Climate change is devastating crops and livelihoods in Namibia’s Kavango region. Conservation agriculture offers farmers hope and the ability to mitigate the impact of an uncertain, changing environment.
Farmers who work the rich soil of the Okavango River Basin in the Kavango region of Namibia depend on rainfall to water their crops. In 2018 and 2019, the rain didn’t fall, and the worst drought in 90 years devastated fields, killed thousands of livestock, and left a third of Namibians without adequate food. Some farmers, however, managed to keep their crops alive using “conservation agriculture,” a farming system that retains precious water and enriches soils by reducing erosion and conserving resources. Farmer Maria Gorety Mangundu has practiced conservation agriculture since 2015 and now teaches dozens of her neighbors to plant, nurture, and harvest essential food crops despite increasingly uncertain rainfall.
A Slice of Green in a Desert Nation
Namibia is a vast, sparsely populated country on the southwest coast of Africa with scant annual rainfall even in a good year. Eighty-five percent of the country is considered arid or semi-arid. The rugged landscape includes the striking Namib Desert, which extends along the southern coast of the continent, the vast Central Plateau, and the semi-arid sandy savannah of the Kalahari. With average rainfall of 550mm to 600mm per year in the Kavango East and Kavango West regions, the Kavango region in the north along the border with Angola offers a relatively small sliver of fertile soil and greenery — ideal for agriculture but also a vital, rare resource that requires careful management and conservation.

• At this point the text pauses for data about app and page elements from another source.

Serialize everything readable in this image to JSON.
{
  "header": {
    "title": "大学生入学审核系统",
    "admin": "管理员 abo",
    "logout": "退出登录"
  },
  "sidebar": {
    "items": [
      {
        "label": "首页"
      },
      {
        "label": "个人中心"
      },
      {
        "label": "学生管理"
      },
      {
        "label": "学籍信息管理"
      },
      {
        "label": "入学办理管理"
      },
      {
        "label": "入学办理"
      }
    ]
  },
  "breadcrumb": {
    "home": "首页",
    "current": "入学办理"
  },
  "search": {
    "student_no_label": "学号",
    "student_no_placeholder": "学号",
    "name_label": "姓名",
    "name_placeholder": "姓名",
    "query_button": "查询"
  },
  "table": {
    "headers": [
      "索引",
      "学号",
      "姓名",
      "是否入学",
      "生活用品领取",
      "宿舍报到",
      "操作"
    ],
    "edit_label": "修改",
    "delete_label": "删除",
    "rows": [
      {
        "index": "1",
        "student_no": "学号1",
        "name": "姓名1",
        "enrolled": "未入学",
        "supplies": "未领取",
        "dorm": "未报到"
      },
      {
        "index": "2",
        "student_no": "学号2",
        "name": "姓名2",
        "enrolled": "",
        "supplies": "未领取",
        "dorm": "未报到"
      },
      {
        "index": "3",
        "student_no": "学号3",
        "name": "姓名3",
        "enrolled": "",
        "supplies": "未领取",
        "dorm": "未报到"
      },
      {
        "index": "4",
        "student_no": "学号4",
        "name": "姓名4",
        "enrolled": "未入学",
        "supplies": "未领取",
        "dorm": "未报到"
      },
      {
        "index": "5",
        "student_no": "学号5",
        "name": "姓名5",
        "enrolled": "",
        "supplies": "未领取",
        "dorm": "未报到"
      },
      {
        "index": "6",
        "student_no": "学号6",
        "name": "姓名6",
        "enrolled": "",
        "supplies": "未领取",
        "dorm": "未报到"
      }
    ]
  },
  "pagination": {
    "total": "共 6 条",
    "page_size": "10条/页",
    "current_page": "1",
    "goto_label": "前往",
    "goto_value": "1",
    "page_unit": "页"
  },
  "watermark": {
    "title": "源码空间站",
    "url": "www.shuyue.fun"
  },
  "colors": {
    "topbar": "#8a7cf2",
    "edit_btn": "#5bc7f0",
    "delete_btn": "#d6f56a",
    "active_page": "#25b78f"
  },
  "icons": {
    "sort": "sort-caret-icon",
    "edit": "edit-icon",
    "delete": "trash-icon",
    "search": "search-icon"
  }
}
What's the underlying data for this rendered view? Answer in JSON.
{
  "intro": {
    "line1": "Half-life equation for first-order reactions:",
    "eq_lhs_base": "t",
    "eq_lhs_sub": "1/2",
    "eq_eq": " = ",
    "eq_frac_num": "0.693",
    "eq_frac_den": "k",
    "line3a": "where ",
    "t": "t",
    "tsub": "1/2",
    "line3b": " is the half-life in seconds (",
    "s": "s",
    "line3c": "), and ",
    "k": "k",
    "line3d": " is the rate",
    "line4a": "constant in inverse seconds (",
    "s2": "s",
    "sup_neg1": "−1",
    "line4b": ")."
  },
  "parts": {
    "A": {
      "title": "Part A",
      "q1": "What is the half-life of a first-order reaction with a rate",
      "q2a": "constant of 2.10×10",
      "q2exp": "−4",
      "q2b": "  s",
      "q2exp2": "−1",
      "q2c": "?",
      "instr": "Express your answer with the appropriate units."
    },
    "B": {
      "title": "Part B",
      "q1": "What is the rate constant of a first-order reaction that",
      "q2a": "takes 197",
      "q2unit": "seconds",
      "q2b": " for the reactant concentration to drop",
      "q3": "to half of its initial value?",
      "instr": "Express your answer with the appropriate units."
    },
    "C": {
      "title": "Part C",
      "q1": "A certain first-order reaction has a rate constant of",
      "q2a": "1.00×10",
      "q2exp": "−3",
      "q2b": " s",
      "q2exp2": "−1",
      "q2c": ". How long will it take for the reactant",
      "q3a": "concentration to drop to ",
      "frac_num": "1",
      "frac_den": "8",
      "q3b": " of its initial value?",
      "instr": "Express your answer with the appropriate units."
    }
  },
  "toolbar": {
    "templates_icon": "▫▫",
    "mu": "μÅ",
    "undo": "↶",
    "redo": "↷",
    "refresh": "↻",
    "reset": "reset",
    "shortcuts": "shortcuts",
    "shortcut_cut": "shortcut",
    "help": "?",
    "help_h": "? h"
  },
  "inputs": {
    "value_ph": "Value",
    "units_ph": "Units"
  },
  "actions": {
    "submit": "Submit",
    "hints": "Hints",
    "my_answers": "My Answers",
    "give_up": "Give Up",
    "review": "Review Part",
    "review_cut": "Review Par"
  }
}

Namibia’s Changing Climate
Climate change threatens this delicate balance. Experts estimate that the mean annual temperature in Namibia will increase 2.7 degrees Celsius in the next two decades, and that annual precipitation will decrease by 7 percent. This would cause more frequent and longer droughts, more heat waves, and even increased flooding as rain patterns change. The Namibian government, civil society, and the international community are working to mitigate the impact on human health and the natural environment. The Namibia Nature Foundation (NNF), Namibia’s top conservation NGO, is leading the charge, promoting sustainable development and natural resource conservation through a systemic, knowledge-sharing approach to improve agriculture practices.
Expanding the Practice of Conservation Agriculture
In late 2019, USAID’s Resilient Waters Program, implemented by Chemonics, teamed up with NNF and farmers to develop strategies that improve crop production and yields and enhance their resilience to future climate shocks.
NNF developed a program to build the capacity of Kavango farmers to apply conservation agriculture to their fields. Using a systems approach, the program assesses local conditions and identifies strategies that work with available resources. This systems approach is critical to deliver on the Resilient Water Program’s objective to build more water-secure communities and ecosystems. Water policies and practices form dynamic links between government priorities, sustainable livelihoods, biodiversity, and ecosystem health. As such, approaches to water and conservation management must be similarly comprehensive and allow for adaptive feedback to changing conditions.
But instead of prescribing one specific technique, conservation agriculture encourages farmers to share effective methods with each other, such as minimal tillage, diversification of crop species, and a permanent soil cover of crops in rotation. This sharing often occurs through “farmers clubs,” sources of collective learning and support.
Training and Networking Farmers
NNF trained 552 farmers, strengthened the organizational capacity and support networks of 12 farmers clubs, and conducted field visits to help farmers successfully apply their new skills. NNF designed the training to build on local farmers’ strengths and knowledge and provided detailed training materials on suitable crops, tools, and timing. The foundation also identified “lead farmers” who already practiced conservation agriculture and engaged them to teach others. Maria is one of those lead farmers, and she shares her knowledge through farmers clubs and directly with others in her community.
Farmers gather regularly in community spaces as Maria shares a new technique. They ask questions and share ideas as they strengthen their ties and discuss valuable insights on weather, the market, and support through government extension services. Lead farmers such as Maria receive ongoing guidance on communications, training techniques, pest control, post-harvest loss management training, and effective application of conservation agriculture.
Maria uses the “basin method” to grow millet, Bambara nuts, maize, sorghum, and cowpeas on her two-hectare farm. “I dig my basins, apply manure, and plant with the first heavy early rains,” she explained. “I also use the intercropping method, as I don’t have mulch to cover the ground with.” Maria has seen her farm grow under the program. “I have seen an improvement in yield, especially on mahangu [pearl millet, a staple food]. Food diversification promoted under conservation agriculture has enabled me to plan other crops such as cowpeas and groundnuts. I have noticed a change in my soil as application of manure in my field has brought benefits to the soil,” she said.
More farmers are applying conservation agriculture — or CA — in their fields in the Kavango region, thanks to the commitment of the NNF and lead farmers like Maria. “I always share information with other farmers in my village who are not yet practicing CA,” she said.
*Banner image caption: Namibian farmer walks through his CA plot, intercropped with maize and chick peas (which act as both mulch and a nitrogen fixer).